▶ **Aim of the task**: All of the entries must appear again exactly as written.

▶ **Task data**:

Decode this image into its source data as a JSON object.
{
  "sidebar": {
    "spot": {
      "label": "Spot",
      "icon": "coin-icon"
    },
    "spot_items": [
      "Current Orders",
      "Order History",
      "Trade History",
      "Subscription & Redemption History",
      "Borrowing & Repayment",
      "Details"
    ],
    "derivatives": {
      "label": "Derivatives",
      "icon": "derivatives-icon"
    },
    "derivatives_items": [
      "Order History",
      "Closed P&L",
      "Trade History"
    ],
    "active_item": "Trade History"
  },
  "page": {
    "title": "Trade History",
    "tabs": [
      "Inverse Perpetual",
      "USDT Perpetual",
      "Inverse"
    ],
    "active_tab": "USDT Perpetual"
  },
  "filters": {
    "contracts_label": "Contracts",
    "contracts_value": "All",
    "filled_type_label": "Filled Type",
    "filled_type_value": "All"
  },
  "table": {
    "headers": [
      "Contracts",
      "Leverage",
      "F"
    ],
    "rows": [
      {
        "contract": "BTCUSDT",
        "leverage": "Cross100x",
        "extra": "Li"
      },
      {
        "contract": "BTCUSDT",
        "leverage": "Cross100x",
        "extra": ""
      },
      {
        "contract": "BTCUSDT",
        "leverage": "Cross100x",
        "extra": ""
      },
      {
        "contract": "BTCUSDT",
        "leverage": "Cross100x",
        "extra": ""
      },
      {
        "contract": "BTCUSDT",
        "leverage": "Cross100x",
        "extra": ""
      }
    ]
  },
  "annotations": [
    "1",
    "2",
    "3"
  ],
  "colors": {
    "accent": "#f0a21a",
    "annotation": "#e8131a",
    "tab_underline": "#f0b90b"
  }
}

▶ **Worked solution**:
Decode this image into its source data as a JSON object.
{
  "sidebar": {
    "spot": {
      "label": "Spot",
      "icon": "coin-icon"
    },
    "spot_items": [
      "Current Orders",
      "Order History",
      "Trade History",
      "Subscription & Redemption History",
      "Borrowing & Repayment",
      "Details"
    ],
    "derivatives": {
      "label": "Derivatives",
      "icon": "derivatives-icon"
    },
    "derivatives_items": [
      "Order History",
      "Closed P&L",
      "Trade History"
    ],
    "active_item": "Trade History"
  },
  "page": {
    "title": "Trade History",
    "tabs": [
      "Inverse Perpetual",
      "USDT Perpetual",
      "Inverse"
    ],
    "active_tab": "USDT Perpetual"
  },
  "filters": {
    "contracts_label": "Contracts",
    "contracts_value": "All",
    "filled_type_label": "Filled Type",
    "filled_type_value": "All"
  },
  "table": {
    "headers": [
      "Contracts",
      "Leverage",
      "F"
    ],
    "rows": [
      {
        "contract": "BTCUSDT",
        "leverage": "Cross100x",
        "extra": "Li"
      },
      {
        "contract": "BTCUSDT",
        "leverage": "Cross100x",
        "extra": ""
      },
      {
        "contract": "BTCUSDT",
        "leverage": "Cross100x",
        "extra": ""
      },
      {
        "contract": "BTCUSDT",
        "leverage": "Cross100x",
        "extra": ""
      },
      {
        "contract": "BTCUSDT",
        "leverage": "Cross100x",
        "extra": ""
      }
    ]
  },
  "annotations": [
    "1",
    "2",
    "3"
  ],
  "colors": {
    "accent": "#f0a21a",
    "annotation": "#e8131a",
    "tab_underline": "#f0b90b"
  }
}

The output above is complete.